[Dataset rows describing interfaces]
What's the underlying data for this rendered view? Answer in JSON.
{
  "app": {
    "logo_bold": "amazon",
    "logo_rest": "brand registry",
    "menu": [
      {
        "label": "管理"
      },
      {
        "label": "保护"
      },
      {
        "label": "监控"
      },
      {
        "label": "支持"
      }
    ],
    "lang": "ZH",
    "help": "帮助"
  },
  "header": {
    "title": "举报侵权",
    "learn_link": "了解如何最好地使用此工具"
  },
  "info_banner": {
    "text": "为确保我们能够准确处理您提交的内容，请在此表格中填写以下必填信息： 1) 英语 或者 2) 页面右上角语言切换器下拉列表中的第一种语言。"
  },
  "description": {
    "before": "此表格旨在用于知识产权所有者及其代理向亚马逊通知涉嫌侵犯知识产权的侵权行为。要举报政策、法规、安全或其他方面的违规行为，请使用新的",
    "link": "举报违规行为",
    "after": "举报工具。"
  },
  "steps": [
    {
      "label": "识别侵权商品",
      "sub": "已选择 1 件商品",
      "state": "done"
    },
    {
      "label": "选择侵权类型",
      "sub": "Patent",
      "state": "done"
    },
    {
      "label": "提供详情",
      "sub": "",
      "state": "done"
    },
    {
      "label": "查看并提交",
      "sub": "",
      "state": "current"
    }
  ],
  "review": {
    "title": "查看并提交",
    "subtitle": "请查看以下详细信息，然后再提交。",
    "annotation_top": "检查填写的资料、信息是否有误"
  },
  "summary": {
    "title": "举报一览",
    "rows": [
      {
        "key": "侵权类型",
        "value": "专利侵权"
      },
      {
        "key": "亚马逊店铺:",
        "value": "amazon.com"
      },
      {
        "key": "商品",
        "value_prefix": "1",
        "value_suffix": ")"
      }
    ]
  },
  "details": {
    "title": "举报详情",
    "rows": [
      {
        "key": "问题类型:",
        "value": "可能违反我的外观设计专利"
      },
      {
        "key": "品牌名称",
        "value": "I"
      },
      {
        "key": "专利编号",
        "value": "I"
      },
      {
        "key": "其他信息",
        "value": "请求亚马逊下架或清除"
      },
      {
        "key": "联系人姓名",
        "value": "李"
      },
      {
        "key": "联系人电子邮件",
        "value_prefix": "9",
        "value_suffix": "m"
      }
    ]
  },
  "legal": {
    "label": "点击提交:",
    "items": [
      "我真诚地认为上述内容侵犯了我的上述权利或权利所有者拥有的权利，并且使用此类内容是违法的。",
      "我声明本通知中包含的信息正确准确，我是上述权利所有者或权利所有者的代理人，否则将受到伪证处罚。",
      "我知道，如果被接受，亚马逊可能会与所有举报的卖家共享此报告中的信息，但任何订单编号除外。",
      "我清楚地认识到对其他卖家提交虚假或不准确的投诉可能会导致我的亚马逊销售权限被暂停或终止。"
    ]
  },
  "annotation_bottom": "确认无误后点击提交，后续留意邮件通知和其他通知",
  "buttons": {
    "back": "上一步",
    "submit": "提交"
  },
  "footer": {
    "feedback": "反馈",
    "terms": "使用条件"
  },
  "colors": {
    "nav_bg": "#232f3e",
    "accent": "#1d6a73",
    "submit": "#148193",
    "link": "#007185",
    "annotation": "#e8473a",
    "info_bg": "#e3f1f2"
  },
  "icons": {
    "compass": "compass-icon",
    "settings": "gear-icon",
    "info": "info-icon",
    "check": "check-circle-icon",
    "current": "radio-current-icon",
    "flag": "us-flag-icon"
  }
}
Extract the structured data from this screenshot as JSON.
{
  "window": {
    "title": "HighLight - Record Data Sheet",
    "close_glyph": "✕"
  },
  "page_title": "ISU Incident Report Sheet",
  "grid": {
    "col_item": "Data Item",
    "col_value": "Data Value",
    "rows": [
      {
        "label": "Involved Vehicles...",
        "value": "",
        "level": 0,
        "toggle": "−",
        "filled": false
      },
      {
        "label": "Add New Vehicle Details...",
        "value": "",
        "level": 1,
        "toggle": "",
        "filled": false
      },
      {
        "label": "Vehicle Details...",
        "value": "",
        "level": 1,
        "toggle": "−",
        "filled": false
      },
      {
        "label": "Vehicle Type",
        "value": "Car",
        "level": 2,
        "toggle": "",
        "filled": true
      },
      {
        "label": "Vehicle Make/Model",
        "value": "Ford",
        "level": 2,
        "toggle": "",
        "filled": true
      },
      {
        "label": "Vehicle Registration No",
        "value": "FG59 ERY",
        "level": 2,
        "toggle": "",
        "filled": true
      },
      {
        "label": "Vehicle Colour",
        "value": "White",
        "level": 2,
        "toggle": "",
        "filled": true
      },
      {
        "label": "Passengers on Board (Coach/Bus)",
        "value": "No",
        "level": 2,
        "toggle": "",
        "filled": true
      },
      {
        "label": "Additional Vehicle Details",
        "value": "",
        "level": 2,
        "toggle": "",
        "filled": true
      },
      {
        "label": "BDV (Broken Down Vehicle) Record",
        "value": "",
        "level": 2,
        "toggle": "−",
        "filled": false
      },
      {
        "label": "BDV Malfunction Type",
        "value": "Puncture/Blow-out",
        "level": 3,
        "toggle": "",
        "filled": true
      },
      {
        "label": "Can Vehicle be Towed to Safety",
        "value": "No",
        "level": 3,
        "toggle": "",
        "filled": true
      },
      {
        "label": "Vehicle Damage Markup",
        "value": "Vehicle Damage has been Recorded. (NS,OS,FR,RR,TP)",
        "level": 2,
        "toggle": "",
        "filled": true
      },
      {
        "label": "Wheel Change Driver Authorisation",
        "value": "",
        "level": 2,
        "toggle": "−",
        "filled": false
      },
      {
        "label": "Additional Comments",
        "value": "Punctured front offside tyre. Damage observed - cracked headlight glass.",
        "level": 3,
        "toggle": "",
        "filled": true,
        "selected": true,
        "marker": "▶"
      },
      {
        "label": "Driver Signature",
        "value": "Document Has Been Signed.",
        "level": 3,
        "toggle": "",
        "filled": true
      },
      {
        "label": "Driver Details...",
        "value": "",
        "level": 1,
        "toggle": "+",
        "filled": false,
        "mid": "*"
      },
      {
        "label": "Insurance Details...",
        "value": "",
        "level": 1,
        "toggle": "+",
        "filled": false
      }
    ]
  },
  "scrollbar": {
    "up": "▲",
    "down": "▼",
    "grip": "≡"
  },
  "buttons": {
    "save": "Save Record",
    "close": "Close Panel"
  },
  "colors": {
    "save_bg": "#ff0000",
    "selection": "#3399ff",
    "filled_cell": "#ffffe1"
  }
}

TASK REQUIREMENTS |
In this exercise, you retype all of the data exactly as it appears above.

WRITTEN RESPONSE |
What's the underlying data for this rendered view? Answer in JSON.
{
  "app": {
    "logo_bold": "amazon",
    "logo_rest": "brand registry",
    "menu": [
      {
        "label": "管理"
      },
      {
        "label": "保护"
      },
      {
        "label": "监控"
      },
      {
        "label": "支持"
      }
    ],
    "lang": "ZH",
    "help": "帮助"
  },
  "header": {
    "title": "举报侵权",
    "learn_link": "了解如何最好地使用此工具"
  },
  "info_banner": {
    "text": "为确保我们能够准确处理您提交的内容，请在此表格中填写以下必填信息： 1) 英语 或者 2) 页面右上角语言切换器下拉列表中的第一种语言。"
  },
  "description": {
    "before": "此表格旨在用于知识产权所有者及其代理向亚马逊通知涉嫌侵犯知识产权的侵权行为。要举报政策、法规、安全或其他方面的违规行为，请使用新的",
    "link": "举报违规行为",
    "after": "举报工具。"
  },
  "steps": [
    {
      "label": "识别侵权商品",
      "sub": "已选择 1 件商品",
      "state": "done"
    },
    {
      "label": "选择侵权类型",
      "sub": "Patent",
      "state": "done"
    },
    {
      "label": "提供详情",
      "sub": "",
      "state": "done"
    },
    {
      "label": "查看并提交",
      "sub": "",
      "state": "current"
    }
  ],
  "review": {
    "title": "查看并提交",
    "subtitle": "请查看以下详细信息，然后再提交。",
    "annotation_top": "检查填写的资料、信息是否有误"
  },
  "summary": {
    "title": "举报一览",
    "rows": [
      {
        "key": "侵权类型",
        "value": "专利侵权"
      },
      {
        "key": "亚马逊店铺:",
        "value": "amazon.com"
      },
      {
        "key": "商品",
        "value_prefix": "1",
        "value_suffix": ")"
      }
    ]
  },
  "details": {
    "title": "举报详情",
    "rows": [
      {
        "key": "问题类型:",
        "value": "可能违反我的外观设计专利"
      },
      {
        "key": "品牌名称",
        "value": "I"
      },
      {
        "key": "专利编号",
        "value": "I"
      },
      {
        "key": "其他信息",
        "value": "请求亚马逊下架或清除"
      },
      {
        "key": "联系人姓名",
        "value": "李"
      },
      {
        "key": "联系人电子邮件",
        "value_prefix": "9",
        "value_suffix": "m"
      }
    ]
  },
  "legal": {
    "label": "点击提交:",
    "items": [
      "我真诚地认为上述内容侵犯了我的上述权利或权利所有者拥有的权利，并且使用此类内容是违法的。",
      "我声明本通知中包含的信息正确准确，我是上述权利所有者或权利所有者的代理人，否则将受到伪证处罚。",
      "我知道，如果被接受，亚马逊可能会与所有举报的卖家共享此报告中的信息，但任何订单编号除外。",
      "我清楚地认识到对其他卖家提交虚假或不准确的投诉可能会导致我的亚马逊销售权限被暂停或终止。"
    ]
  },
  "annotation_bottom": "确认无误后点击提交，后续留意邮件通知和其他通知",
  "buttons": {
    "back": "上一步",
    "submit": "提交"
  },
  "footer": {
    "feedback": "反馈",
    "terms": "使用条件"
  },
  "colors": {
    "nav_bg": "#232f3e",
    "accent": "#1d6a73",
    "submit": "#148193",
    "link": "#007185",
    "annotation": "#e8473a",
    "info_bg": "#e3f1f2"
  },
  "icons": {
    "compass": "compass-icon",
    "settings": "gear-icon",
    "info": "info-icon",
    "check": "check-circle-icon",
    "current": "radio-current-icon",
    "flag": "us-flag-icon"
  }
}
Extract the structured data from this screenshot as JSON.
{
  "window": {
    "title": "HighLight - Record Data Sheet",
    "close_glyph": "✕"
  },
  "page_title": "ISU Incident Report Sheet",
  "grid": {
    "col_item": "Data Item",
    "col_value": "Data Value",
    "rows": [
      {
        "label": "Involved Vehicles...",
        "value": "",
        "level": 0,
        "toggle": "−",
        "filled": false
      },
      {
        "label": "Add New Vehicle Details...",
        "value": "",
        "level": 1,
        "toggle": "",
        "filled": false
      },
      {
        "label": "Vehicle Details...",
        "value": "",
        "level": 1,
        "toggle": "−",
        "filled": false
      },
      {
        "label": "Vehicle Type",
        "value": "Car",
        "level": 2,
        "toggle": "",
        "filled": true
      },
      {
        "label": "Vehicle Make/Model",
        "value": "Ford",
        "level": 2,
        "toggle": "",
        "filled": true
      },
      {
        "label": "Vehicle Registration No",
        "value": "FG59 ERY",
        "level": 2,
        "toggle": "",
        "filled": true
      },
      {
        "label": "Vehicle Colour",
        "value": "White",
        "level": 2,
        "toggle": "",
        "filled": true
      },
      {
        "label": "Passengers on Board (Coach/Bus)",
        "value": "No",
        "level": 2,
        "toggle": "",
        "filled": true
      },
      {
        "label": "Additional Vehicle Details",
        "value": "",
        "level": 2,
        "toggle": "",
        "filled": true
      },
      {
        "label": "BDV (Broken Down Vehicle) Record",
        "value": "",
        "level": 2,
        "toggle": "−",
        "filled": false
      },
      {
        "label": "BDV Malfunction Type",
        "value": "Puncture/Blow-out",
        "level": 3,
        "toggle": "",
        "filled": true
      },
      {
        "label": "Can Vehicle be Towed to Safety",
        "value": "No",
        "level": 3,
        "toggle": "",
        "filled": true
      },
      {
        "label": "Vehicle Damage Markup",
        "value": "Vehicle Damage has been Recorded. (NS,OS,FR,RR,TP)",
        "level": 2,
        "toggle": "",
        "filled": true
      },
      {
        "label": "Wheel Change Driver Authorisation",
        "value": "",
        "level": 2,
        "toggle": "−",
        "filled": false
      },
      {
        "label": "Additional Comments",
        "value": "Punctured front offside tyre. Damage observed - cracked headlight glass.",
        "level": 3,
        "toggle": "",
        "filled": true,
        "selected": true,
        "marker": "▶"
      },
      {
        "label": "Driver Signature",
        "value": "Document Has Been Signed.",
        "level": 3,
        "toggle": "",
        "filled": true
      },
      {
        "label": "Driver Details...",
        "value": "",
        "level": 1,
        "toggle": "+",
        "filled": false,
        "mid": "*"
      },
      {
        "label": "Insurance Details...",
        "value": "",
        "level": 1,
        "toggle": "+",
        "filled": false
      }
    ]
  },
  "scrollbar": {
    "up": "▲",
    "down": "▼",
    "grip": "≡"
  },
  "buttons": {
    "save": "Save Record",
    "close": "Close Panel"
  },
  "colors": {
    "save_bg": "#ff0000",
    "selection": "#3399ff",
    "filled_cell": "#ffffe1"
  }
}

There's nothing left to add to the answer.